---- ENTRIES SUPPLIED
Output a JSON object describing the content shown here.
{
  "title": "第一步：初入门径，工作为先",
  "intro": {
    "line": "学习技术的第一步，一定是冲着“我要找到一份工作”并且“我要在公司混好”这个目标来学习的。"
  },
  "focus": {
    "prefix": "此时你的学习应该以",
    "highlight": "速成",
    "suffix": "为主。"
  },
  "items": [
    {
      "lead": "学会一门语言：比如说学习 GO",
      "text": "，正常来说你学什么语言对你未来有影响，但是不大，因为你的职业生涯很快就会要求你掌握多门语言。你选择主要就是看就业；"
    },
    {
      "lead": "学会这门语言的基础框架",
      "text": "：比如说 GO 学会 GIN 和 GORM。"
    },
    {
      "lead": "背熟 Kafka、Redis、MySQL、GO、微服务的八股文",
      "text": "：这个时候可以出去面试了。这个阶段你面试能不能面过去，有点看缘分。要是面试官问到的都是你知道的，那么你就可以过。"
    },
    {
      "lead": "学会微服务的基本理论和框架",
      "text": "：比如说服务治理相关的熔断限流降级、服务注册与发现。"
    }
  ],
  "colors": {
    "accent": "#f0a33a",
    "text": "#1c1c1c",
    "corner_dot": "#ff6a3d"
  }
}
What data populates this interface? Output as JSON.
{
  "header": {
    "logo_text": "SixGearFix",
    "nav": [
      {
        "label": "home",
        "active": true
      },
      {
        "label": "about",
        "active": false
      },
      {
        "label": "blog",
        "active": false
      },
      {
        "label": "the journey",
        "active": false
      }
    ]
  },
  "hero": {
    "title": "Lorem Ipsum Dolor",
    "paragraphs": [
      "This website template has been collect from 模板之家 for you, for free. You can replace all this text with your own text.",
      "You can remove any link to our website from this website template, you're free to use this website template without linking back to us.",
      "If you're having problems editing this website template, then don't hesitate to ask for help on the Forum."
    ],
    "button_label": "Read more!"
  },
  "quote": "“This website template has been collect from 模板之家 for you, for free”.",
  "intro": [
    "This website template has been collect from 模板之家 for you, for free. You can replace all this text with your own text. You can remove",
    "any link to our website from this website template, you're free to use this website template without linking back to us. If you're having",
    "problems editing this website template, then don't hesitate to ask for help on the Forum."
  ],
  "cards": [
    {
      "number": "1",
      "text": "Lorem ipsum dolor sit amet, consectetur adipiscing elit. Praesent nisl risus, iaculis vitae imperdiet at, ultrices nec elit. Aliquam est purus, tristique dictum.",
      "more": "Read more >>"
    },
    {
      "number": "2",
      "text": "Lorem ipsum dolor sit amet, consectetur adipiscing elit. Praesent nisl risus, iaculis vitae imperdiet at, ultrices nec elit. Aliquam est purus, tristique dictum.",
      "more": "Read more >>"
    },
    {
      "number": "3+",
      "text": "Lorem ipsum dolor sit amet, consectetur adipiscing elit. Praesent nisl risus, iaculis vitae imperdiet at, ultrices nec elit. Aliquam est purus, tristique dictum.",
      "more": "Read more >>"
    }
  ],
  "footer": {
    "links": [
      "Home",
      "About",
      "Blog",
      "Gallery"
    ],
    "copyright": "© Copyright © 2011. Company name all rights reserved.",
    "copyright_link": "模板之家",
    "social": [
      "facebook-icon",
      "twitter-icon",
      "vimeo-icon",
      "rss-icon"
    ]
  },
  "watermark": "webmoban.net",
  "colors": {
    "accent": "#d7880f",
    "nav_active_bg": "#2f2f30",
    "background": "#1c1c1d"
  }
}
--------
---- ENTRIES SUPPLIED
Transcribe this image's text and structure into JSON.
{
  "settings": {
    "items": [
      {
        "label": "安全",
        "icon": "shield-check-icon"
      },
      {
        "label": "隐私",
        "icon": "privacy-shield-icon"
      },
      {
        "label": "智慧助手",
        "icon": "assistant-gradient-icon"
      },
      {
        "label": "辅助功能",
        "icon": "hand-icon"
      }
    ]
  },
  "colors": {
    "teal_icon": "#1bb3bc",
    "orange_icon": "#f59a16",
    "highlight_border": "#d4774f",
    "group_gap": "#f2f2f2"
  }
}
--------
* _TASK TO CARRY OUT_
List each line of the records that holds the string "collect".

* _SOLVED PROBLEM_
      "This website template has been collect from 模板之家 for you, for free. You can replace all this text with your own text.",
  "quote": "“This website template has been collect from 模板之家 for you, for free”.",
    "This website template has been collect from 模板之家 for you, for free. You can replace all this text with your own text. You can remove",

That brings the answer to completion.